§ Work required: From the entries that follow, list every line in which the string "avec" appears.

[Page and application data records]
# # #

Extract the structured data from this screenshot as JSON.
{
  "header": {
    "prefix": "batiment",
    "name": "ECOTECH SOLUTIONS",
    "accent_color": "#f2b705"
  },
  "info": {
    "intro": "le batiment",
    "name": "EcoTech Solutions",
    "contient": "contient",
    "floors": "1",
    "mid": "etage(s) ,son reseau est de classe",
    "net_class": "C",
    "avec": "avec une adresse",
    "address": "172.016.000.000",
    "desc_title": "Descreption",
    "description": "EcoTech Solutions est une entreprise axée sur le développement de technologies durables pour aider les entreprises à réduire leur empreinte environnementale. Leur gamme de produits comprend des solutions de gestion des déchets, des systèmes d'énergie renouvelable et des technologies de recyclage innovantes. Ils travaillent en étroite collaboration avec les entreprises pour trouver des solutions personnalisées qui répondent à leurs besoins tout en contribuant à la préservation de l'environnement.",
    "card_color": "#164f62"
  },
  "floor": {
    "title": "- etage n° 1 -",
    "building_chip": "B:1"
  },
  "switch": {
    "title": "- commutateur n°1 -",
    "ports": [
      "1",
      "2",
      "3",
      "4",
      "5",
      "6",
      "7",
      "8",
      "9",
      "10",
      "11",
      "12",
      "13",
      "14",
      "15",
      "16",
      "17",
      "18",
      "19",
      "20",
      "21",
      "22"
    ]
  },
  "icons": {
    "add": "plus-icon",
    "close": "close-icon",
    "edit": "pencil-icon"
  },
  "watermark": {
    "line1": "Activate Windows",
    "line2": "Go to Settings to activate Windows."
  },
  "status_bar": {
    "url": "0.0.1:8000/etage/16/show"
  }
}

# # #

§ Exercise output:
    "avec": "avec une adresse",
    "description": "EcoTech Solutions est une entreprise axée sur le développement de technologies durables pour aider les entreprises à réduire leur empreinte environnementale. Leur gamme de produits comprend des solutions de gestion des déchets, des systèmes d'énergie renouvelable et des technologies de recyclage innovantes. Ils travaillent en étroite collaboration avec les entreprises pour trouver des solutions personnalisées qui répondent à leurs besoins tout en contribuant à la préservation de l'environnement.",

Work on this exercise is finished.